## Work item
Your task is to copy every line of the entries that holds the word "icon".

## Supplied material
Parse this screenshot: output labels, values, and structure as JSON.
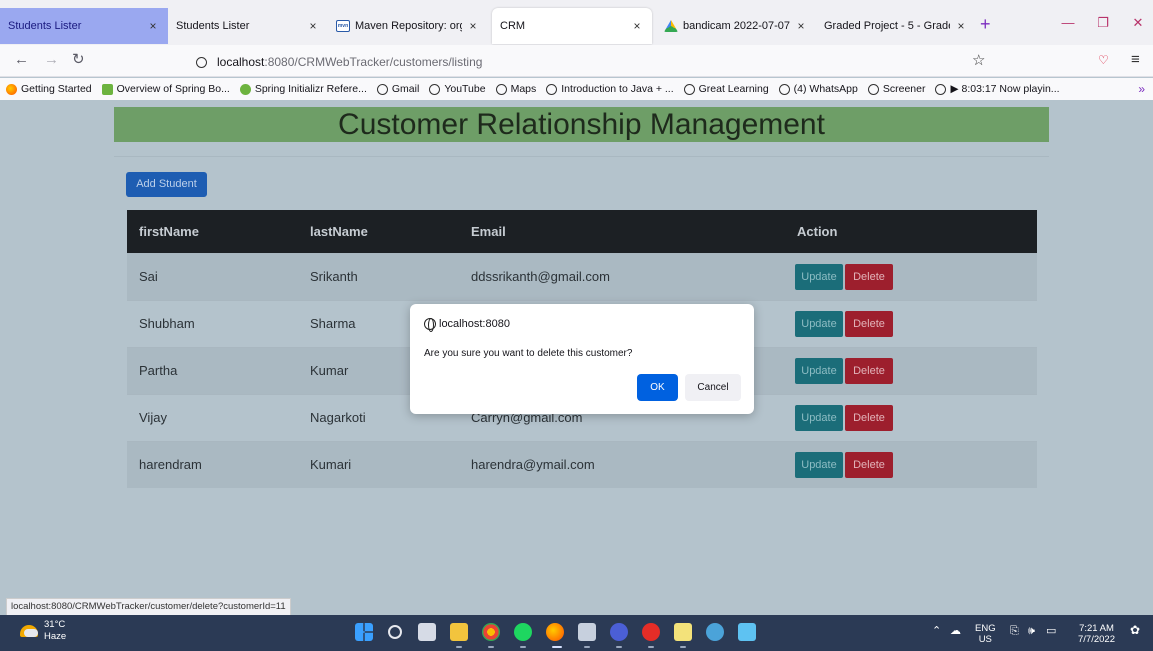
{
  "browser": {
    "tabs": [
      {
        "label": "Students Lister",
        "close": "×"
      },
      {
        "label": "Students Lister",
        "close": "×"
      },
      {
        "label": "Maven Repository: org.sp",
        "close": "×"
      },
      {
        "label": "CRM",
        "close": "×"
      },
      {
        "label": "bandicam 2022-07-07 06-",
        "close": "×"
      },
      {
        "label": "Graded Project - 5 - Graded A",
        "close": "×"
      }
    ],
    "url_host": "localhost",
    "url_path": ":8080/CRMWebTracker/customers/listing",
    "bookmarks": [
      "Getting Started",
      "Overview of Spring Bo...",
      "Spring Initializr Refere...",
      "Gmail",
      "YouTube",
      "Maps",
      "Introduction to Java + ...",
      "Great Learning",
      "(4) WhatsApp",
      "Screener",
      "▶ 8:03:17 Now playin..."
    ]
  },
  "page": {
    "title": "Customer Relationship Management",
    "add_button": "Add Student",
    "table": {
      "headers": [
        "firstName",
        "lastName",
        "Email",
        "Action"
      ],
      "rows": [
        {
          "first": "Sai",
          "last": "Srikanth",
          "email": "ddssrikanth@gmail.com"
        },
        {
          "first": "Shubham",
          "last": "Sharma",
          "email": ""
        },
        {
          "first": "Partha",
          "last": "Kumar",
          "email": ""
        },
        {
          "first": "Vijay",
          "last": "Nagarkoti",
          "email": "Carryn@gmail.com"
        },
        {
          "first": "harendram",
          "last": "Kumari",
          "email": "harendra@ymail.com"
        }
      ],
      "update_label": "Update",
      "delete_label": "Delete"
    },
    "status_url": "localhost:8080/CRMWebTracker/customer/delete?customerId=11"
  },
  "dialog": {
    "origin": "localhost:8080",
    "message": "Are you sure you want to delete this customer?",
    "ok": "OK",
    "cancel": "Cancel"
  },
  "taskbar": {
    "temperature": "31°C",
    "condition": "Haze",
    "lang": "ENG",
    "region": "US",
    "time": "7:21 AM",
    "date": "7/7/2022"
  }
}
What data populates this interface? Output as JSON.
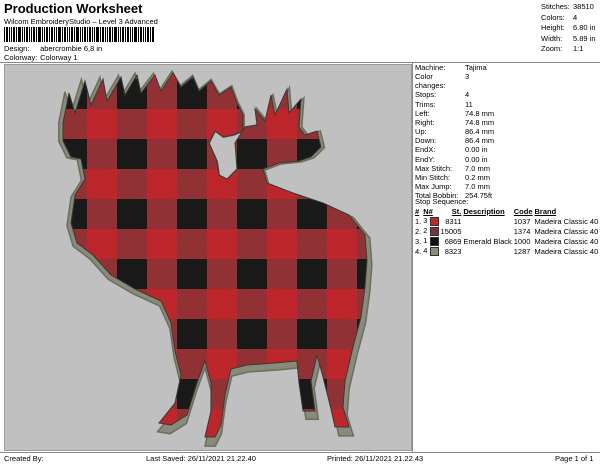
{
  "header": {
    "title": "Production Worksheet",
    "software": "Wilcom EmbroideryStudio – Level 3 Advanced",
    "design_label": "Design:",
    "design_value": "abercrombie 6,8 in",
    "colorway_label": "Colorway:",
    "colorway_value": "Colorway 1"
  },
  "stats": [
    {
      "label": "Stitches:",
      "value": "38510"
    },
    {
      "label": "Colors:",
      "value": "4"
    },
    {
      "label": "Height:",
      "value": "6.80 in"
    },
    {
      "label": "Width:",
      "value": "5.89 in"
    },
    {
      "label": "Zoom:",
      "value": "1:1"
    }
  ],
  "machine_info": [
    {
      "label": "Machine:",
      "value": "Tajima"
    },
    {
      "label": "Color changes:",
      "value": "3"
    },
    {
      "label": "Stops:",
      "value": "4"
    },
    {
      "label": "Trims:",
      "value": "11"
    },
    {
      "label": "Left:",
      "value": "74.8 mm"
    },
    {
      "label": "Right:",
      "value": "74.8 mm"
    },
    {
      "label": "Up:",
      "value": "86.4 mm"
    },
    {
      "label": "Down:",
      "value": "86.4 mm"
    },
    {
      "label": "EndX:",
      "value": "0.00 in"
    },
    {
      "label": "EndY:",
      "value": "0.00 in"
    },
    {
      "label": "Max Stitch:",
      "value": "7.0 mm"
    },
    {
      "label": "Min Stitch:",
      "value": "0.2 mm"
    },
    {
      "label": "Max Jump:",
      "value": "7.0 mm"
    },
    {
      "label": "Total Bobbin:",
      "value": "254.75ft"
    }
  ],
  "stop_sequence": {
    "title": "Stop Sequence:",
    "headers": {
      "num": "#",
      "n": "N#",
      "st": "St.",
      "description": "Description",
      "code": "Code",
      "brand": "Brand"
    },
    "rows": [
      {
        "num": "1.",
        "n": "3",
        "color": "#c0272d",
        "st": "8311",
        "description": "",
        "code": "1037",
        "brand": "Madeira Classic 40"
      },
      {
        "num": "2.",
        "n": "2",
        "color": "#6e3a3e",
        "st": "15005",
        "description": "",
        "code": "1374",
        "brand": "Madeira Classic 40"
      },
      {
        "num": "3.",
        "n": "1",
        "color": "#111111",
        "st": "6869",
        "description": "Emerald Black",
        "code": "1000",
        "brand": "Madeira Classic 40"
      },
      {
        "num": "4.",
        "n": "4",
        "color": "#8a8a7a",
        "st": "8323",
        "description": "",
        "code": "1287",
        "brand": "Madeira Classic 40"
      }
    ]
  },
  "footer": {
    "created_by": "Created By:",
    "last_saved": "Last Saved: 26/11/2021 21.22.40",
    "printed": "Printed: 26/11/2021 21.22.43",
    "page": "Page 1 of 1"
  },
  "colors": {
    "plaid_red": "#c0272d",
    "plaid_maroon": "#6e3a3e",
    "plaid_black": "#1a1a1a",
    "outline": "#8a8a7a",
    "canvas_bg": "#c0c0c0"
  }
}
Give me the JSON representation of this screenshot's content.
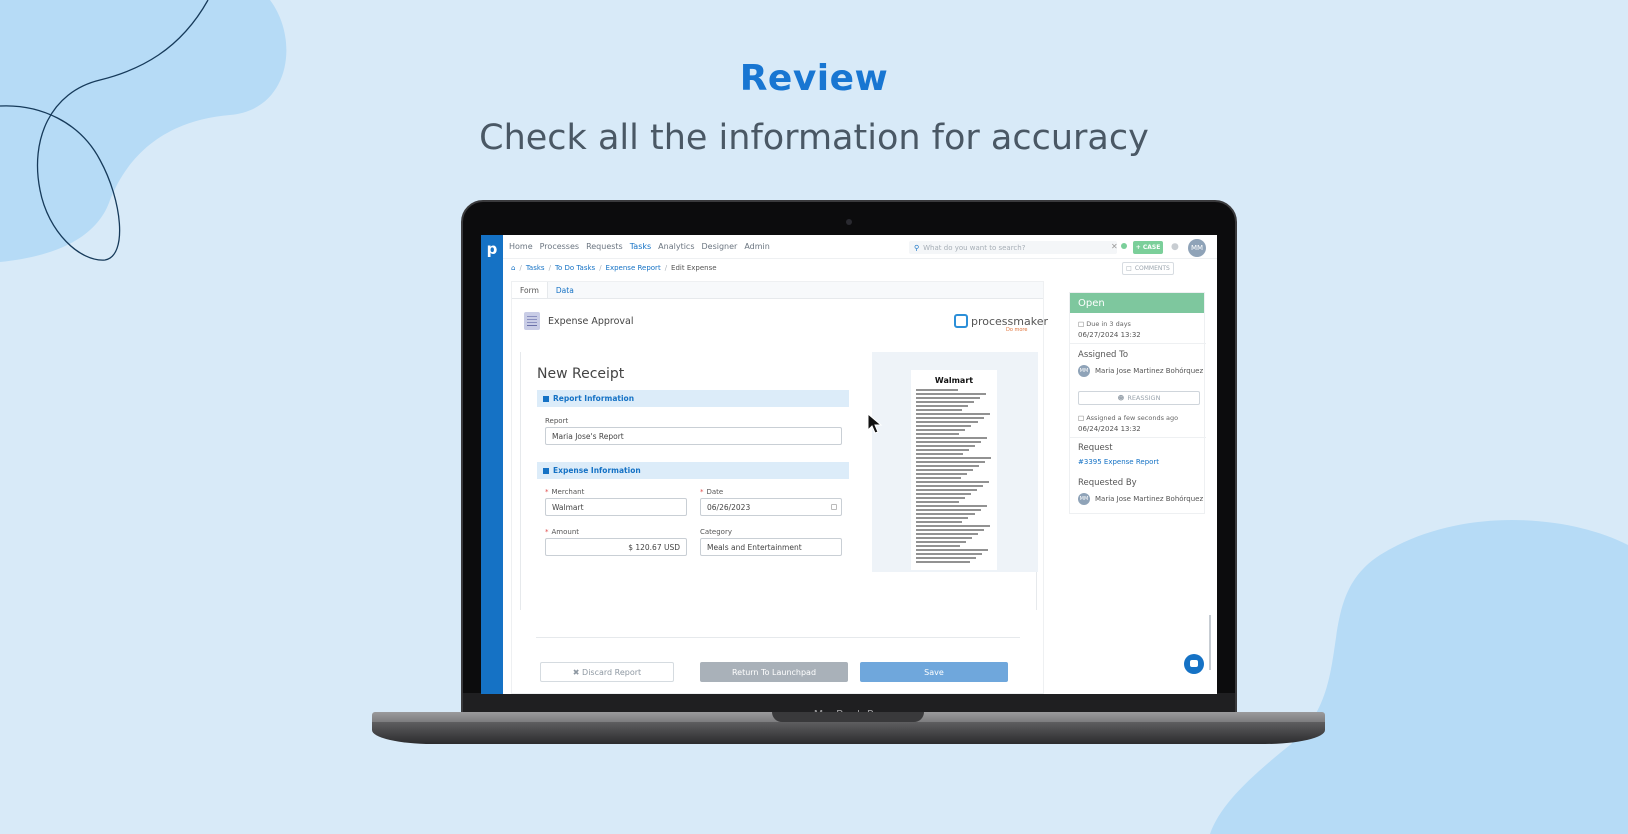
{
  "hero": {
    "title": "Review",
    "subtitle": "Check all the information for accuracy"
  },
  "device": {
    "label": "MacBook Pro"
  },
  "app": {
    "nav": [
      "Home",
      "Processes",
      "Requests",
      "Tasks",
      "Analytics",
      "Designer",
      "Admin"
    ],
    "active_nav": "Tasks",
    "search_placeholder": "What do you want to search?",
    "case_button": "+ CASE",
    "user_initials": "MM",
    "breadcrumb": [
      "Tasks",
      "To Do Tasks",
      "Expense Report",
      "Edit Expense"
    ],
    "comments_button": "COMMENTS"
  },
  "form": {
    "tabs": [
      "Form",
      "Data"
    ],
    "header_title": "Expense Approval",
    "logo_word": "processmaker",
    "logo_tagline": "Do more",
    "heading": "New Receipt",
    "section_report": "Report Information",
    "report_label": "Report",
    "report_value": "Maria Jose's Report",
    "section_expense": "Expense Information",
    "merchant_label": "Merchant",
    "merchant_value": "Walmart",
    "date_label": "Date",
    "date_value": "06/26/2023",
    "amount_label": "Amount",
    "amount_value": "$ 120.67 USD",
    "category_label": "Category",
    "category_value": "Meals and Entertainment",
    "receipt_store": "Walmart"
  },
  "buttons": {
    "discard": "✖ Discard Report",
    "return": "Return To Launchpad",
    "save": "Save"
  },
  "task_panel": {
    "status": "Open",
    "due_label": "Due in 3 days",
    "due_date": "06/27/2024 13:32",
    "assigned_to_heading": "Assigned To",
    "assignee": "Maria Jose Martinez Bohórquez",
    "reassign_button": "REASSIGN",
    "assigned_ago": "Assigned a few seconds ago",
    "assigned_date": "06/24/2024 13:32",
    "request_heading": "Request",
    "request_link": "#3395 Expense Report",
    "requested_by_heading": "Requested By",
    "requester": "Maria Jose Martinez Bohórquez"
  }
}
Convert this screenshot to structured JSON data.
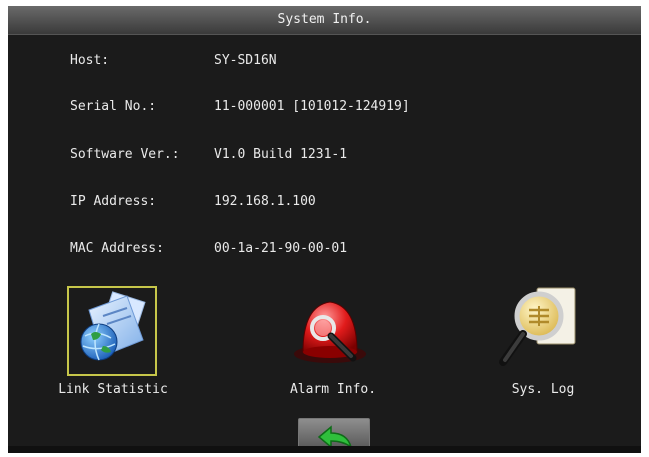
{
  "window": {
    "title": "System Info."
  },
  "info": [
    {
      "label": "Host:",
      "value": "SY-SD16N"
    },
    {
      "label": "Serial No.:",
      "value": "11-000001 [101012-124919]"
    },
    {
      "label": "Software Ver.:",
      "value": "V1.0 Build 1231-1"
    },
    {
      "label": "IP Address:",
      "value": "192.168.1.100"
    },
    {
      "label": "MAC Address:",
      "value": "00-1a-21-90-00-01"
    }
  ],
  "tiles": [
    {
      "label": "Link Statistic",
      "icon": "globe-document-icon",
      "selected": true
    },
    {
      "label": "Alarm Info.",
      "icon": "alarm-siren-icon",
      "selected": false
    },
    {
      "label": "Sys. Log",
      "icon": "magnifier-log-icon",
      "selected": false
    }
  ],
  "footer": {
    "back_icon": "back-arrow-icon"
  },
  "colors": {
    "accent_selected": "#c6c64a",
    "background": "#1b1b1b"
  }
}
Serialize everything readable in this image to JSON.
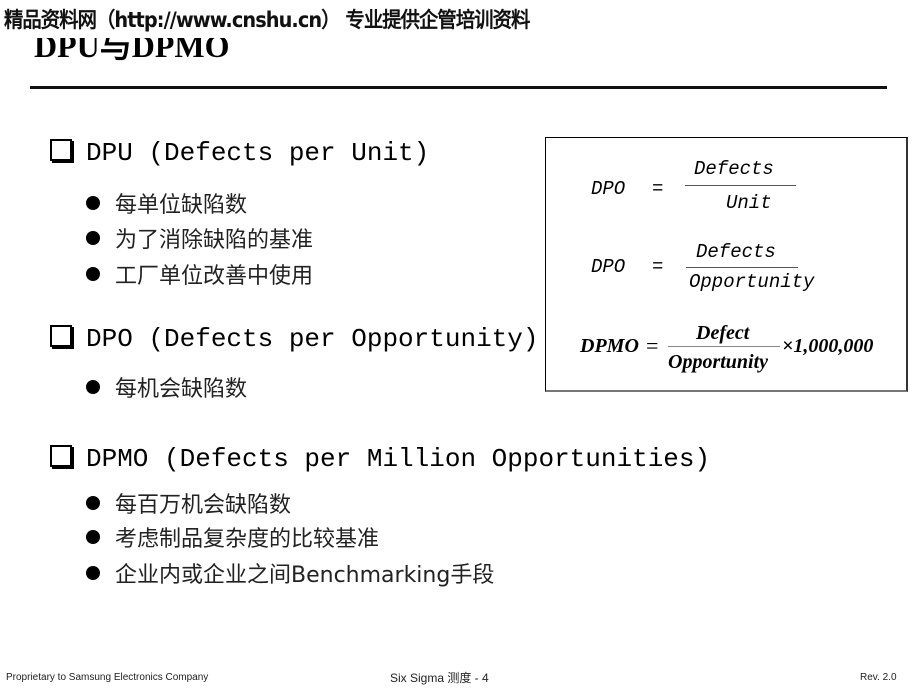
{
  "watermark": "精品资料网（http://www.cnshu.cn） 专业提供企管培训资料",
  "title": "DPU与DPMO",
  "sections": [
    {
      "heading": "DPU (Defects per Unit)",
      "bullets": [
        "每单位缺陷数",
        "为了消除缺陷的基准",
        "工厂单位改善中使用"
      ]
    },
    {
      "heading": "DPO (Defects per Opportunity)",
      "bullets": [
        "每机会缺陷数"
      ]
    },
    {
      "heading": "DPMO (Defects per Million Opportunities)",
      "bullets": [
        "每百万机会缺陷数",
        "考虑制品复杂度的比较基准",
        "企业内或企业之间Benchmarking手段"
      ]
    }
  ],
  "formulas": {
    "f1": {
      "lhs": "DPO",
      "eq": "=",
      "numerator": "Defects",
      "denominator": "Unit"
    },
    "f2": {
      "lhs": "DPO",
      "eq": "=",
      "numerator": "Defects",
      "denominator": "Opportunity"
    },
    "f3": {
      "lhs": "DPMO",
      "eq": "=",
      "numerator": "Defect",
      "denominator": "Opportunity",
      "multiplier": "×1,000,000"
    }
  },
  "footer": {
    "left": "Proprietary to Samsung Electronics Company",
    "center": "Six Sigma  测度 - 4",
    "right": "Rev. 2.0"
  }
}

## Response to the task
      "icon": "globe-document-icon",
      "icon": "alarm-siren-icon",
      "icon": "magnifier-log-icon",
    "back_icon": "back-arrow-icon"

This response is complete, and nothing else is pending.